In the month of March every year as a child, I had a strange idea about the green hills. I believed that if I climbed up and over one of those rolling wonders, I would enter a magical world full of vibrant hues, edible flowers tasting of Turkish Delight, talking felines and pink skies. I would drag my parents on hikes and insist on climbing over the highest emerald-colored ridge. They were surprised by my endurance: I could climb and climb, always seeking that path to another dimension. Even though I never found it, I was sure that I just hadn’t climbed the right slope yet.
One rainy afternoon when I was six, I got into an argument with my mom about Barbie dolls. (She wouldn’t allow them.) I decided to run away. Now was the time for me to seek that wondrous place I knew existed! I snuck out of the house (this memory strikes terror into me now that I’m a mother) and headed Uphill. I walked several blocks, seeking that greenest gradient. I fell and cut open my knee and began to cry but I continued to hobble upwards. A kindly neighbor found me, and I told her about my quest. As I was telling my woeful tale of how grim this world was, and how vibrant my imaginary world would be, it began to rain again. I was cold, and so I allowed the neighbor to walk me home.
That was pretty much the end of the fantasy, but in high school I ran frequently over local mountain trails, and I had always the urge to push up. My favorite trail was a brutal vertical climb over a precipice, then down a coastal bluff that ended at a beautiful (if cold) beach. Now that I look back, I think I still believed that I might, yet, reach that fairy land.
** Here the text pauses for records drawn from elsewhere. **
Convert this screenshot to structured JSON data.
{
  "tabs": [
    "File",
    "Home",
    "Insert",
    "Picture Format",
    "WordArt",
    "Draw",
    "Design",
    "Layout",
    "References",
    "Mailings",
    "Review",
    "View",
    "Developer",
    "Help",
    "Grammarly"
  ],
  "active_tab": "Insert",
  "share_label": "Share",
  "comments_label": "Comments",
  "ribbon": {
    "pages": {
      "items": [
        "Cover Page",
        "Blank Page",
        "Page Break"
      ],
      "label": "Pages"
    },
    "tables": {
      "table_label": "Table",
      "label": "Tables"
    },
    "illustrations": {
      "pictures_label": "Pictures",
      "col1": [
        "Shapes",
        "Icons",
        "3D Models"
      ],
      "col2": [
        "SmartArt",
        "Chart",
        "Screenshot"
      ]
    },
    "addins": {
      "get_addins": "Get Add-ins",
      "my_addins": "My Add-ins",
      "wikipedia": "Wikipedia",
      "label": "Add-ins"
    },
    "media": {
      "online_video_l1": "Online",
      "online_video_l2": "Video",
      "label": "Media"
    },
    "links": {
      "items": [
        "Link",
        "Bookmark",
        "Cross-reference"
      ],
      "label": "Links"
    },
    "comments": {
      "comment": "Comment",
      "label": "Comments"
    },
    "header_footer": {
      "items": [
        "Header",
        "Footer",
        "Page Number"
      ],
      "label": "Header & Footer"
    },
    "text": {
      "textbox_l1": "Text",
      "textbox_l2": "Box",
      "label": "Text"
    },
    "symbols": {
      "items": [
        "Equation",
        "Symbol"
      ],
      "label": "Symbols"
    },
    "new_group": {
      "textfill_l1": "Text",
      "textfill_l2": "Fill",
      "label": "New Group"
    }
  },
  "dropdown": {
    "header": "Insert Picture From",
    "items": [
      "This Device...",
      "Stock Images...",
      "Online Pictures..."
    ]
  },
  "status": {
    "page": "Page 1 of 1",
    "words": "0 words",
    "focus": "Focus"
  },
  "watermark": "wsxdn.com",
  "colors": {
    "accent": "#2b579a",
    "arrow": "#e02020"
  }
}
When I visited Switzerland, I finally found the closest place on earth to my imaginary paradise. While in Interlaken, my friend and I took the steepest hike I have ever attempted up a mountain trail. The only life on the rarely used footpath were actual mountain goats and farmers. Up and up we wound on the zigzagging path, until we suddenly found ourselves in the middle of an Alpine meadow. It was incredibly beautiful. The wind was blowing a gentle breeze through a small level patch where a small stream wound through a field of wildflowers. The flowers were not made of sugar, but the sky had a pinkish hue and I could hear the melodious sound of mooing and bells ringing, courtesy of the nearby dairy cows.
I insisted that my friend take a photo, but unfortunately I only had a crappy disposable camera, so the evidence insufficiently captures the Brigadoon-esque nature of the habitat. Still, here it is:
Today I noticed as I was driving the kids to school that the nearby hillside was radiating that special greenish-hue of my childhood, and I felt a strong urge to do a U-turn, park and climb the darn thing.
I didn’t of course. But I was pleased that my youthful dream still burns and sparks, underneath my mantle of heavy responsibilities and my various disillusionments.